Rudolf Dreikurs was born in Vienna, Austria on February 8, 1897. He made numerous contributions to society until his death on May 25, 1972 in Chicago, Illinois. He was an american psychiatrist and educator who developed psychologist Alfred Alder's system, which included the method of understanding the purposes of reprehensible behavior.
He suggested that human misbehavior is the result of feeling a lack of belonging to one's social group. His overall goal was that students would learn to cooperate reasonably without being penalized or rewarded. In 1952, Dreikurs organized a group of followers to found the North American Society of Alderian Psychology.
He helped Rudolf Dreikurs with the Behavior System.
Four Goals of Misbehavior
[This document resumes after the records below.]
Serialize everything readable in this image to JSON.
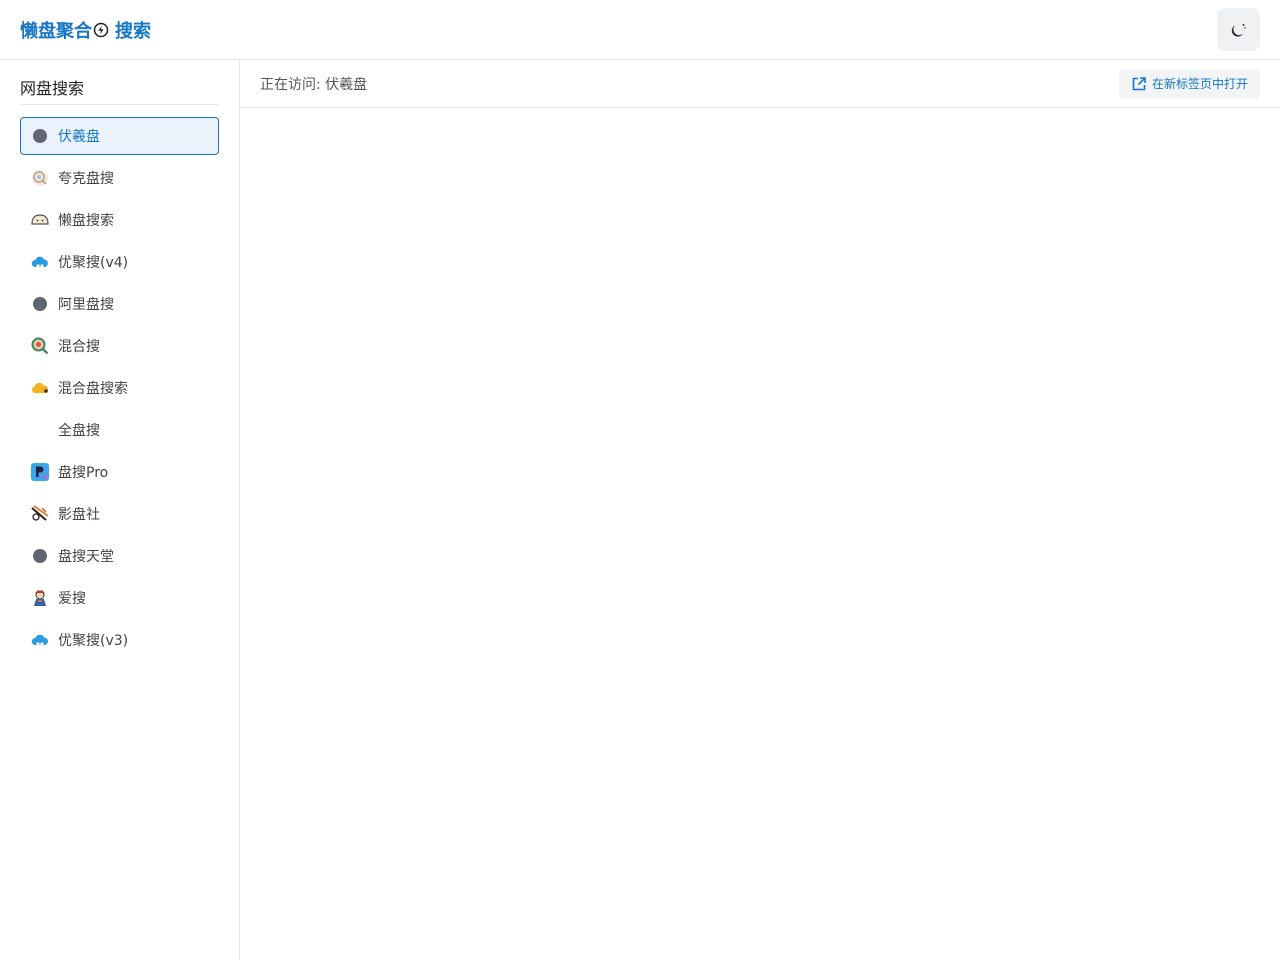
{
  "header": {
    "logo_text_1": "懒盘聚合",
    "logo_text_2": "搜索",
    "theme_icon": "moon-icon"
  },
  "sidebar": {
    "title": "网盘搜索",
    "items": [
      {
        "label": "伏羲盘",
        "icon": "dot-icon",
        "active": true
      },
      {
        "label": "夸克盘搜",
        "icon": "quark-icon"
      },
      {
        "label": "懒盘搜索",
        "icon": "bun-icon"
      },
      {
        "label": "优聚搜(v4)",
        "icon": "cloud-icon"
      },
      {
        "label": "阿里盘搜",
        "icon": "dot-icon"
      },
      {
        "label": "混合搜",
        "icon": "magnifier-icon"
      },
      {
        "label": "混合盘搜索",
        "icon": "orange-cloud-icon"
      },
      {
        "label": "全盘搜",
        "icon": "none"
      },
      {
        "label": "盘搜Pro",
        "icon": "p-badge-icon"
      },
      {
        "label": "影盘社",
        "icon": "film-icon"
      },
      {
        "label": "盘搜天堂",
        "icon": "dot-icon"
      },
      {
        "label": "爱搜",
        "icon": "character-icon"
      },
      {
        "label": "优聚搜(v3)",
        "icon": "cloud-icon"
      }
    ]
  },
  "main": {
    "visiting_text": "正在访问: 伏羲盘",
    "open_new_tab_label": "在新标签页中打开"
  },
  "colors": {
    "accent": "#1677c9",
    "active_bg": "#eaf3fc",
    "dot": "#5f6570"
  }
}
This shows the four stages or goals that kids think during misbehavior.
"A child needs encouragement as a plant needs water" -Rudolf Dreikurs
Dreikurs believed that "all behavior has a purpose." He constructed what is often considered the most effective tool in helping to understand children's behavior: The Four Goals of Misbehavior and the techniques of effectively revealing these to a misbehaving child. The development of the system of natural and logical consequences, and the application of these techniques, may well be Dreikurs' finest contribution to the betterment of human society. Today there are Adlerian schools, and institutes throughout the US, most which would have not existed without the inspiration and support of Rudolf.
"Rudolf Dreikurs." New World Encyclopedia. N.p., 10 Apr. 2006. Web. 10 Mar. 2015.
By: Grace Anderson & Riley Dresser